WHAT YOU NEED TO DO: Where a line in the listing below holds "from", add it to the tally, and reply with that tally alone.

GIVEN INFORMATION:
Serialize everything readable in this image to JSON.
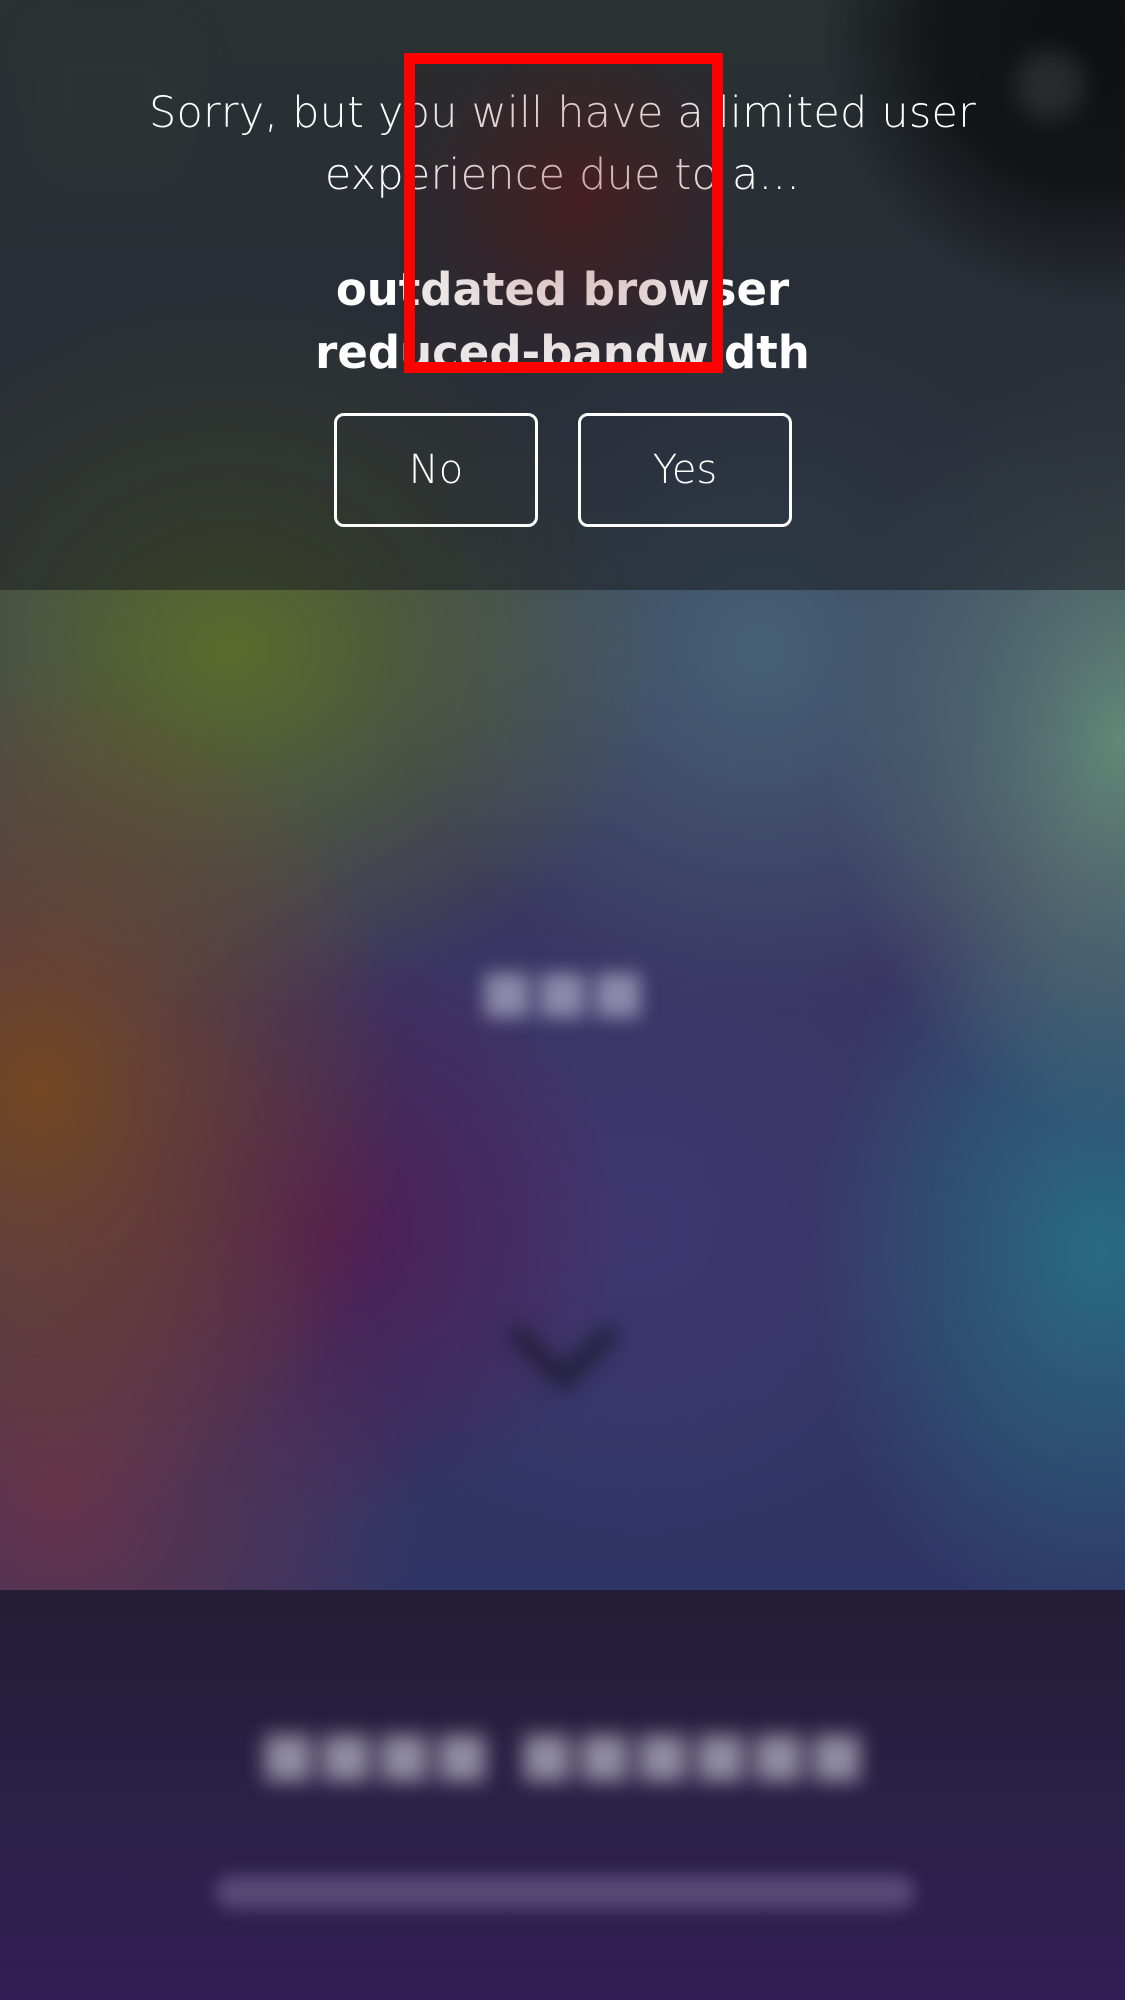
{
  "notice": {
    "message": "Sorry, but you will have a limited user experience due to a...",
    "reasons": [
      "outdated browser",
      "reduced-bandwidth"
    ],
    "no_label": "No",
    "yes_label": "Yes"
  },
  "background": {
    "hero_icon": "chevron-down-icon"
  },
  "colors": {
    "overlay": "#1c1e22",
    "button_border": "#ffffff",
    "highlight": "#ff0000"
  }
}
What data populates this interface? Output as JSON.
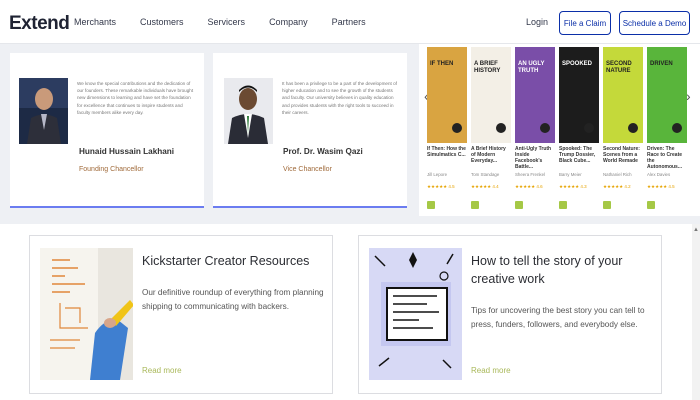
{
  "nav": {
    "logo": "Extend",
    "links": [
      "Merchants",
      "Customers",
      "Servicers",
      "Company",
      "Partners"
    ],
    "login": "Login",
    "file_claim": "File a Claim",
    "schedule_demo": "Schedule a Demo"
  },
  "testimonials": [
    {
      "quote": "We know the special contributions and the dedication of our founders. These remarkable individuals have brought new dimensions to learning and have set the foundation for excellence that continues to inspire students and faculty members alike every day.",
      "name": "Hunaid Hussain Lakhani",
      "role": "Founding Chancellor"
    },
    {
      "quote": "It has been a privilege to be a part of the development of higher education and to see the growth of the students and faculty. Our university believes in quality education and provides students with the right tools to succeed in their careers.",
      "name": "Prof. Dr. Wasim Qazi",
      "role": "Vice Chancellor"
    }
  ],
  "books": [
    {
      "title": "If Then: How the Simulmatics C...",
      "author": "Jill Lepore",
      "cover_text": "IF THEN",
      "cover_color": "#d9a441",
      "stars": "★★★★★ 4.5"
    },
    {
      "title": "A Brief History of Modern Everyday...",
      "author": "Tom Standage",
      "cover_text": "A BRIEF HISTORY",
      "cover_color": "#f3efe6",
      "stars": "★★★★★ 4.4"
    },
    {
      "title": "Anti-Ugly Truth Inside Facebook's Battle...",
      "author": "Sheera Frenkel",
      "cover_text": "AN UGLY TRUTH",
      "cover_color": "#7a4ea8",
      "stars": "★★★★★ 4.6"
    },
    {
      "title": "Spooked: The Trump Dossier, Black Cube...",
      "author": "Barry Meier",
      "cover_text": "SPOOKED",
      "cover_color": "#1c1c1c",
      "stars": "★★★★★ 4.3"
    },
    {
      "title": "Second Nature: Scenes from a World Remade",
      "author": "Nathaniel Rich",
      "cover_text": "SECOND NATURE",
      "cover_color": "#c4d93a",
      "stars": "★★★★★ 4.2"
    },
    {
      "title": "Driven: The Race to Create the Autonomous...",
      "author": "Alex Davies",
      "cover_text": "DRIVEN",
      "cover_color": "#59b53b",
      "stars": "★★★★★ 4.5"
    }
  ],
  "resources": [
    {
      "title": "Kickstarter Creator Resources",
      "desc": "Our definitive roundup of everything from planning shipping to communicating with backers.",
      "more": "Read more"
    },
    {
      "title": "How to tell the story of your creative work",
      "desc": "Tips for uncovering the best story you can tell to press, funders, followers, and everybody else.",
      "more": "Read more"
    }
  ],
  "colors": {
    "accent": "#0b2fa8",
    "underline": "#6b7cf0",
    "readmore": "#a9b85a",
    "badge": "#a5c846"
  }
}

TASK OUTPUT: 2